Once my grandmother was diagnosed, doctors urged all of the members of my family to be tested. These tests showed that five out of nine of us had inherited Fabry, including myself and my son and daughter. I wasn’t too surprised by my diagnosis – for many years I had a feeling that my health was not right. I was constantly fatigued and had developed a burning sensation in my hands and feet that did not go away.
Fortunately for me and my family, our diagnosis came after a treatment was developed for Fabry disease. The therapy, known as Fabrazyme®, replaces the enzyme that is missing in my body. After a few years of treatment, my energy level improved and the burning sensation eased. I’m now focused on building a life and planning for a future for my children. My grandmother’s trip to the optometrist may have saved our lives – and for my son, who was only six months old when he was diagnosed, early treatment could play a key role in limiting symptoms and delaying disease progression.

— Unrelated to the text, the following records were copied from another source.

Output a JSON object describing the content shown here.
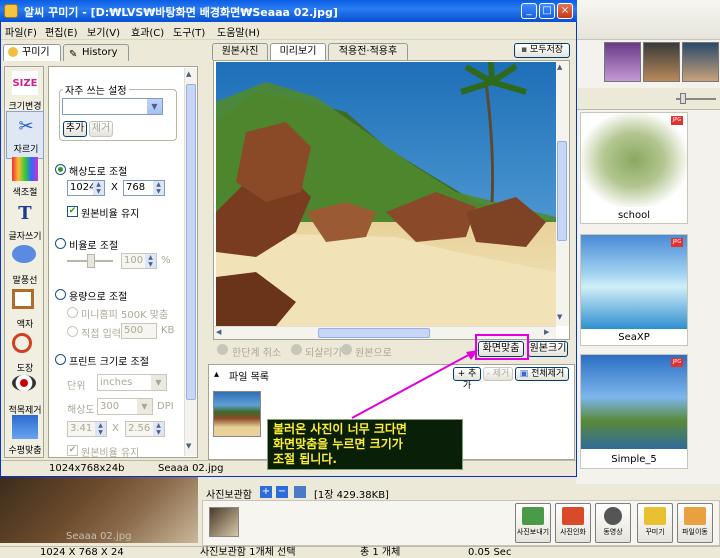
{
  "window": {
    "title": "알씨 꾸미기 - [D:₩LVS₩바탕화면 배경화면₩Seaaa 02.jpg]",
    "min": "_",
    "max": "□",
    "close": "×"
  },
  "menu": [
    "파일(F)",
    "편집(E)",
    "보기(V)",
    "효과(C)",
    "도구(T)",
    "도움말(H)"
  ],
  "left_tabs": {
    "decorate": "꾸미기",
    "history": "History"
  },
  "tools": [
    {
      "label": "크기변경",
      "icon": "SIZE"
    },
    {
      "label": "자르기",
      "icon": "✂"
    },
    {
      "label": "색조절",
      "icon": ""
    },
    {
      "label": "글자쓰기",
      "icon": "T"
    },
    {
      "label": "말풍선",
      "icon": ""
    },
    {
      "label": "액자",
      "icon": ""
    },
    {
      "label": "도장",
      "icon": ""
    },
    {
      "label": "적목제거",
      "icon": ""
    },
    {
      "label": "수평맞춤",
      "icon": ""
    }
  ],
  "settings": {
    "favorites_title": "자주 쓰는 설정",
    "add": "추가",
    "remove": "제거",
    "resolution_label": "해상도로 조절",
    "width": "1024",
    "x": "X",
    "height": "768",
    "keep_ratio": "원본비율 유지",
    "ratio_label": "비율로 조절",
    "ratio_value": "100",
    "percent": "%",
    "capacity_label": "용량으로 조절",
    "mini_opt": "미니홈피 500K 맞춤",
    "direct_opt": "직접 입력",
    "direct_value": "500",
    "kb": "KB",
    "print_label": "프린트 크기로 조절",
    "unit_label": "단위",
    "unit_value": "inches",
    "dpi_label": "해상도",
    "dpi_value": "300",
    "dpi": "DPI",
    "pw": "3.41",
    "ph": "2.56",
    "keep_ratio2": "원본비율 유지"
  },
  "preview_tabs": [
    "원본사진",
    "미리보기",
    "적용전·적용후"
  ],
  "save_all": "모두저장",
  "controls": {
    "undo": "한단계 취소",
    "redo": "되살리기",
    "original": "원본으로",
    "fit": "화면맞춤",
    "orig_size": "원본크기"
  },
  "filelist": {
    "title": "파일 목록",
    "add": "+ 추가",
    "remove": "- 제거",
    "remove_all": "전체제거"
  },
  "status": {
    "size": "1024x768x24b",
    "file": "Seaaa 02.jpg"
  },
  "annotation": "불러온 사진이 너무 크다면\n화면맞춤을 누르면 크기가\n조절 됩니다.",
  "background_app": {
    "cards": [
      "school",
      "SeaXP",
      "Simple_5"
    ],
    "bottom_file": "Seaaa 02.jpg",
    "album_title": "사진보관함",
    "album_count": "[1장 429.38KB]",
    "big_buttons": [
      "사진보내기",
      "사진인화",
      "동영상",
      "꾸미기",
      "파일이동"
    ],
    "status_dims": "1024 X 768 X 24",
    "status_album": "사진보관함 1개체 선택",
    "status_total": "총 1 개체",
    "status_time": "0.05 Sec"
  },
  "colors": {
    "title_bar": "#0a5de4",
    "highlight": "#e000e0",
    "annotation_text": "#ffef3a",
    "annotation_bg": "#0a1f08"
  }
}
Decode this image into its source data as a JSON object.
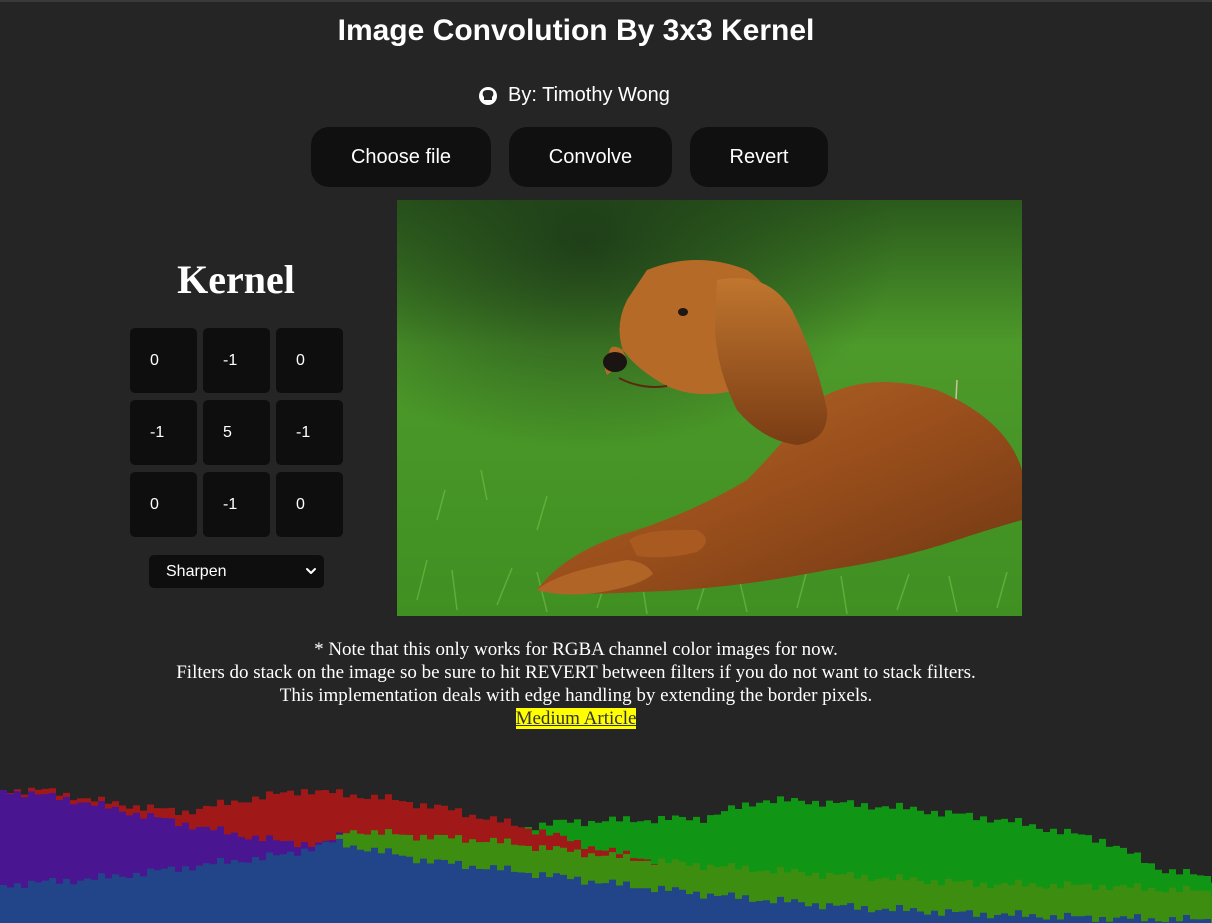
{
  "header": {
    "title": "Image Convolution By 3x3 Kernel",
    "author": "By: Timothy Wong"
  },
  "toolbar": {
    "choose_file_label": "Choose file",
    "convolve_label": "Convolve",
    "revert_label": "Revert"
  },
  "kernel": {
    "title": "Kernel",
    "cells": [
      "0",
      "-1",
      "0",
      "-1",
      "5",
      "-1",
      "0",
      "-1",
      "0"
    ],
    "preset": "Sharpen"
  },
  "notes": {
    "line1": "* Note that this only works for RGBA channel color images for now.",
    "line2": "Filters do stack on the image so be sure to hit REVERT between filters if you do not want to stack filters.",
    "line3": "This implementation deals with edge handling by extending the border pixels.",
    "link_label": "Medium Article"
  },
  "colors": {
    "background": "#252525",
    "button": "#101010",
    "link_highlight": "#ffff00",
    "histogram_red": "#a01818",
    "histogram_green": "#109614",
    "histogram_blue": "#224488"
  },
  "icons": {
    "github": "github-icon",
    "select": "chevron-down-icon"
  }
}
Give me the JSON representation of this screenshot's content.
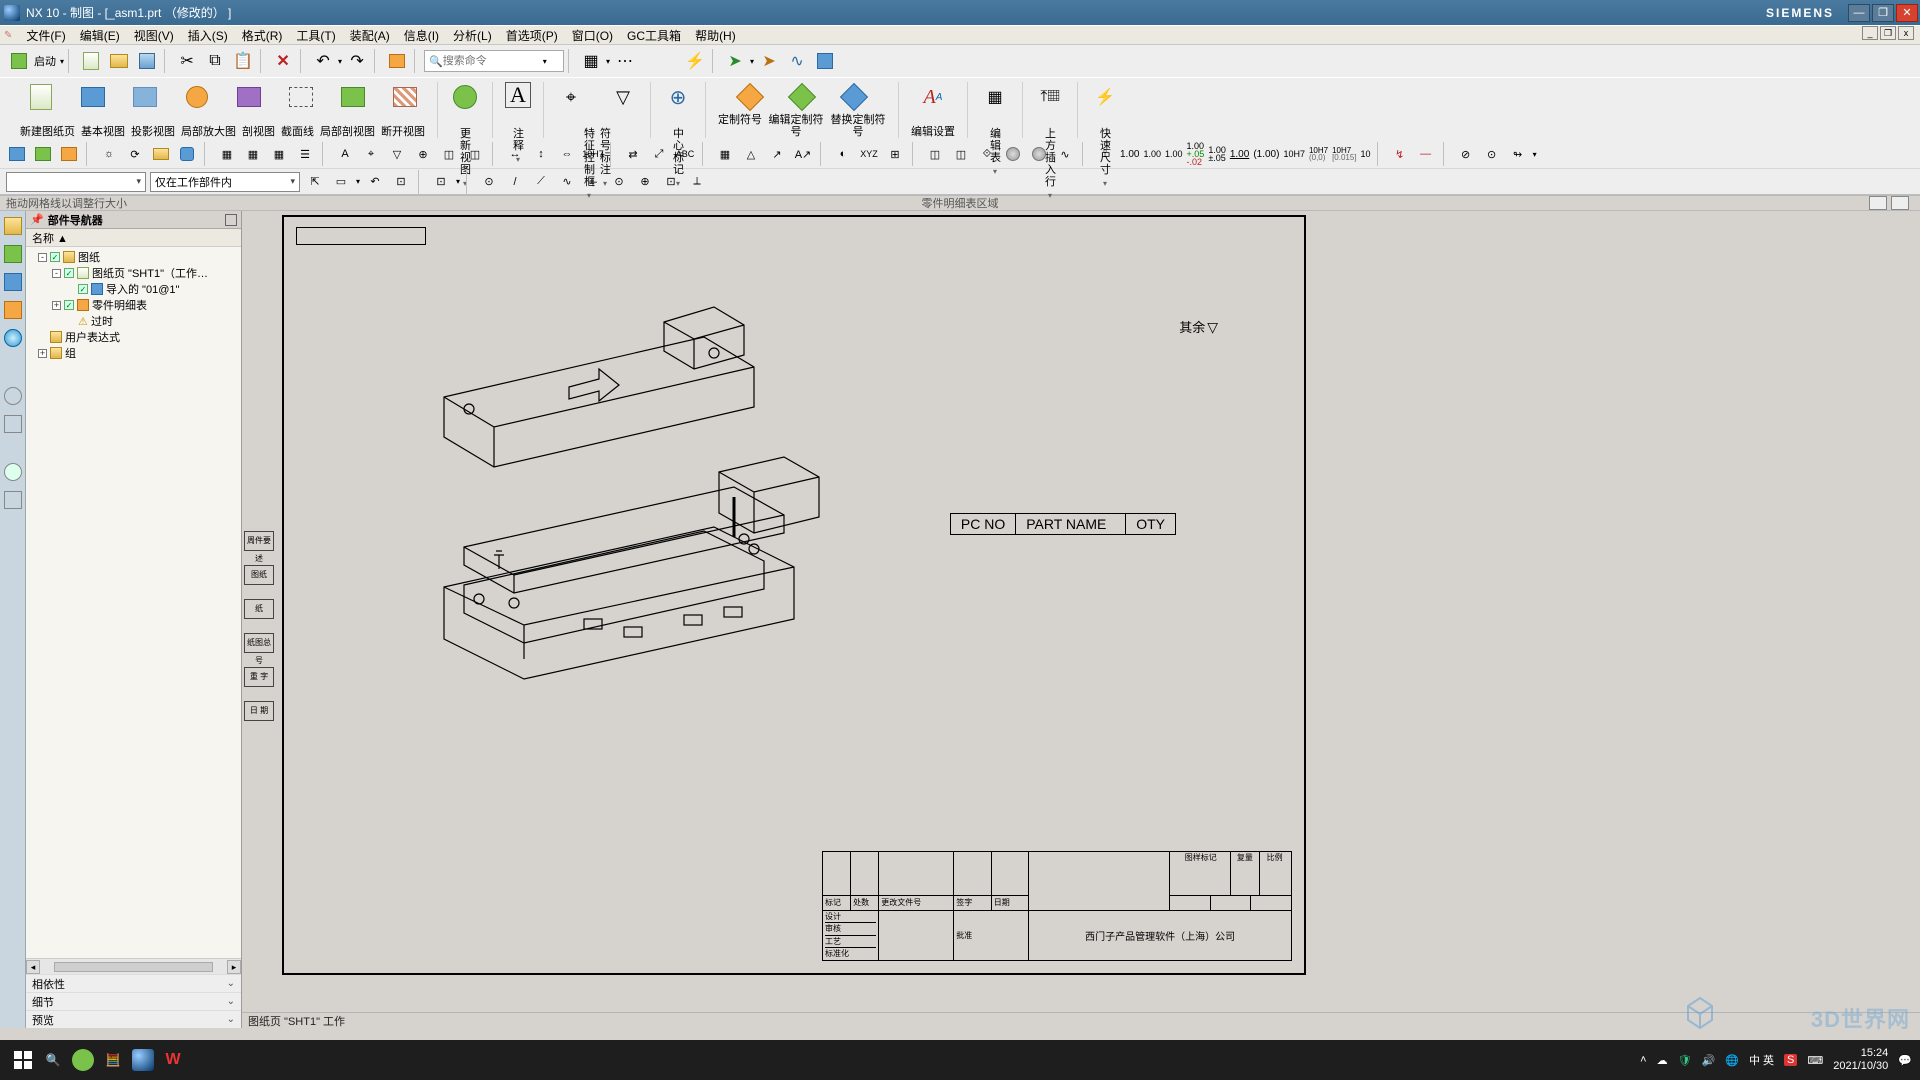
{
  "window": {
    "title": "NX 10 - 制图 - [_asm1.prt （修改的） ]",
    "brand": "SIEMENS"
  },
  "menu": {
    "items": [
      "文件(F)",
      "编辑(E)",
      "视图(V)",
      "插入(S)",
      "格式(R)",
      "工具(T)",
      "装配(A)",
      "信息(I)",
      "分析(L)",
      "首选项(P)",
      "窗口(O)",
      "GC工具箱",
      "帮助(H)"
    ]
  },
  "toolbar1": {
    "start": "启动",
    "searchPlaceholder": "搜索命令"
  },
  "ribbon": {
    "groups": [
      {
        "items": [
          {
            "icon": "new-sheet",
            "label": "新建图纸页"
          },
          {
            "icon": "base-view",
            "label": "基本视图"
          },
          {
            "icon": "proj-view",
            "label": "投影视图"
          },
          {
            "icon": "detail-view",
            "label": "局部放大图"
          },
          {
            "icon": "section-view",
            "label": "剖视图"
          },
          {
            "icon": "section-line",
            "label": "截面线"
          },
          {
            "icon": "local-section",
            "label": "局部剖视图"
          },
          {
            "icon": "break-view",
            "label": "断开视图"
          }
        ]
      },
      {
        "items": [
          {
            "icon": "update-view",
            "label": "更新视图",
            "drop": true
          }
        ]
      },
      {
        "items": [
          {
            "icon": "note",
            "label": "注释",
            "drop": true
          }
        ]
      },
      {
        "items": [
          {
            "icon": "feature-ctrl",
            "label": "特征控制框",
            "drop": true
          },
          {
            "icon": "symbol",
            "label": "符号标注",
            "drop": true
          }
        ]
      },
      {
        "items": [
          {
            "icon": "center-mark",
            "label": "中心标记",
            "drop": true
          }
        ]
      },
      {
        "items": [
          {
            "icon": "custom-sym",
            "label": "定制符号"
          },
          {
            "icon": "edit-custom",
            "label": "编辑定制符号"
          },
          {
            "icon": "swap-custom",
            "label": "替换定制符号"
          }
        ]
      },
      {
        "items": [
          {
            "icon": "edit-settings",
            "label": "编辑设置"
          }
        ]
      },
      {
        "items": [
          {
            "icon": "edit-table",
            "label": "编辑表",
            "drop": true
          }
        ]
      },
      {
        "items": [
          {
            "icon": "insert-above",
            "label": "上方插入行",
            "drop": true
          }
        ]
      },
      {
        "items": [
          {
            "icon": "quick-dim",
            "label": "快速尺寸",
            "drop": true
          }
        ]
      }
    ]
  },
  "toolRow3": {
    "textLabels": [
      "1.00",
      "10H7",
      "ABC",
      "XYZ",
      "1.00",
      "1.00",
      "1.00",
      "1.00",
      "1.00",
      "1.00",
      "(1.00)",
      "10H7",
      "10H7",
      "10H7",
      "10"
    ]
  },
  "toolRow4": {
    "combo1": "",
    "combo2": "仅在工作部件内"
  },
  "grip": {
    "left": "拖动网格线以调整行大小",
    "center": "零件明细表区域"
  },
  "navigator": {
    "title": "部件导航器",
    "colhdr": "名称    ▲",
    "tree": [
      {
        "level": 1,
        "pm": "-",
        "chk": true,
        "icon": "folder",
        "label": "图纸"
      },
      {
        "level": 2,
        "pm": "-",
        "chk": true,
        "icon": "sheet",
        "label": "图纸页 \"SHT1\"（工作…"
      },
      {
        "level": 3,
        "pm": "",
        "chk": true,
        "icon": "import",
        "label": "导入的 \"01@1\""
      },
      {
        "level": 2,
        "pm": "+",
        "chk": true,
        "icon": "list",
        "label": "零件明细表"
      },
      {
        "level": 3,
        "pm": "",
        "chk": false,
        "icon": "warn",
        "label": "过时"
      },
      {
        "level": 1,
        "pm": "",
        "chk": false,
        "icon": "folder",
        "label": "用户表达式"
      },
      {
        "level": 1,
        "pm": "+",
        "chk": false,
        "icon": "folder",
        "label": "组"
      }
    ],
    "bottom": [
      "相依性",
      "细节",
      "预览"
    ]
  },
  "canvas": {
    "annotation": "其余",
    "partsHeader": {
      "c1": "PC NO",
      "c2": "PART NAME",
      "c3": "OTY"
    },
    "leftCells": [
      "周件要述",
      "图纸",
      "纸",
      "纸图总号",
      "重 字",
      "日 期"
    ],
    "titleBlock": {
      "company": "西门子产品管理软件（上海）公司",
      "hdr1": "图样标记",
      "hdr2": "复量",
      "hdr3": "比例",
      "r1": "标记",
      "r2": "处数",
      "r3": "更改文件号",
      "r4": "签字",
      "r5": "日期",
      "a1": "设计",
      "a2": "标准化",
      "a3": "审核",
      "a4": "工艺",
      "a5": "批准"
    },
    "status": "图纸页 \"SHT1\" 工作"
  },
  "taskbar": {
    "ime": "中 英",
    "time": "15:24",
    "date": "2021/10/30"
  },
  "watermark": "3D世界网"
}
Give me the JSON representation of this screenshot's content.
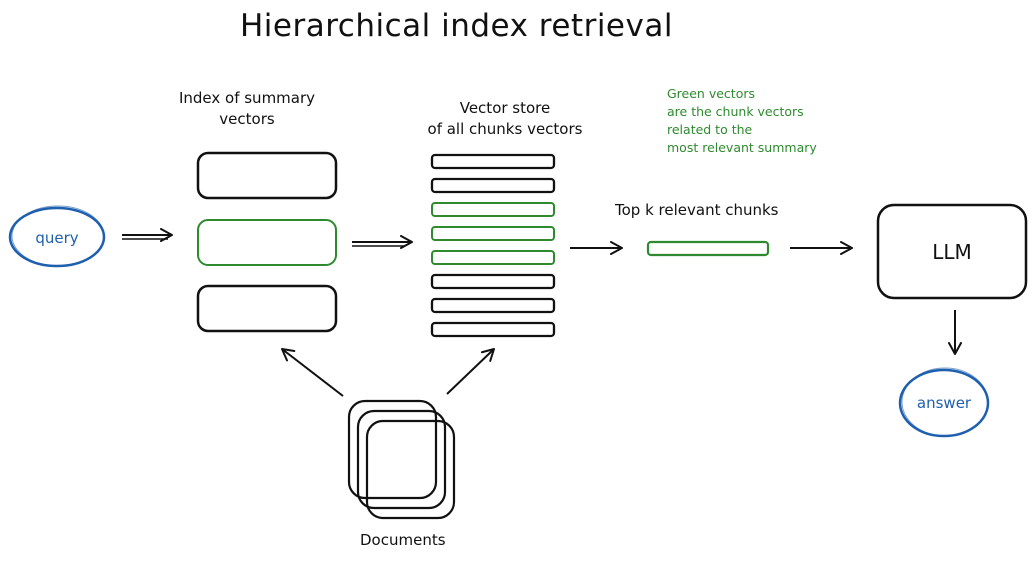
{
  "title": "Hierarchical index retrieval",
  "nodes": {
    "query": {
      "label": "query",
      "shape": "ellipse",
      "color": "#1e5fae"
    },
    "summary_index": {
      "label_line1": "Index of summary",
      "label_line2": "vectors",
      "boxes": [
        {
          "highlighted": false
        },
        {
          "highlighted": true
        },
        {
          "highlighted": false
        }
      ]
    },
    "vector_store": {
      "label_line1": "Vector store",
      "label_line2": "of all chunks vectors",
      "chunks": [
        {
          "highlighted": false
        },
        {
          "highlighted": false
        },
        {
          "highlighted": true
        },
        {
          "highlighted": true
        },
        {
          "highlighted": true
        },
        {
          "highlighted": false
        },
        {
          "highlighted": false
        },
        {
          "highlighted": false
        }
      ]
    },
    "top_k": {
      "label": "Top k relevant chunks",
      "highlighted": true
    },
    "llm": {
      "label": "LLM"
    },
    "answer": {
      "label": "answer",
      "shape": "ellipse",
      "color": "#1e5fae"
    },
    "documents": {
      "label": "Documents",
      "icon": "stacked-documents-icon"
    }
  },
  "note": {
    "lines": [
      "Green vectors",
      "are the chunk vectors",
      "related to the",
      "most relevant summary"
    ],
    "color": "#2f8a2f"
  },
  "edges": [
    {
      "from": "query",
      "to": "summary_index"
    },
    {
      "from": "summary_index",
      "to": "vector_store"
    },
    {
      "from": "vector_store",
      "to": "top_k"
    },
    {
      "from": "top_k",
      "to": "llm"
    },
    {
      "from": "llm",
      "to": "answer"
    },
    {
      "from": "documents",
      "to": "summary_index"
    },
    {
      "from": "documents",
      "to": "vector_store"
    }
  ],
  "colors": {
    "stroke": "#111111",
    "highlight": "#2f8a2f",
    "ellipse": "#1e5fae"
  }
}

Today taking care of our health is a true family activity. Twice each month I take my son and daughter to a pediatric treatment center more than an hour away. They have to miss school, but we try to make the time fun as they spend an hour having an infusion with enzyme replacement therapy. Then we make the trip back home to rest and rejuvenate.
Finding the right support has been so important and helpful for us. My daughter struggled at school because she had to miss class so often. We switched to a public school that is much better able to accommodate her special needs, whether it’s the extra effort to help her catch up with missed class work or a gym teacher who recognizes when she needs to take a break.
Even with so much support, we find that having a rare disease that few people have ever heard of can be isolating. It’s my hope to start a support group within my community to help more people to get the support and encouragement they need to face Fabry disease. I also want to help more people learn about the resources that can help, including web sites like http://fabrycommunity.com/ that contain vital information about the impact of Fabry. It’s important because there are so many people who might be living with Fabry but are not diagnosed and are suffering even though treatment is available. We were lucky, because an eye exam helped to identify a dangerous disease in our family. I don’t want other families to have to depend on luck to get the help they need.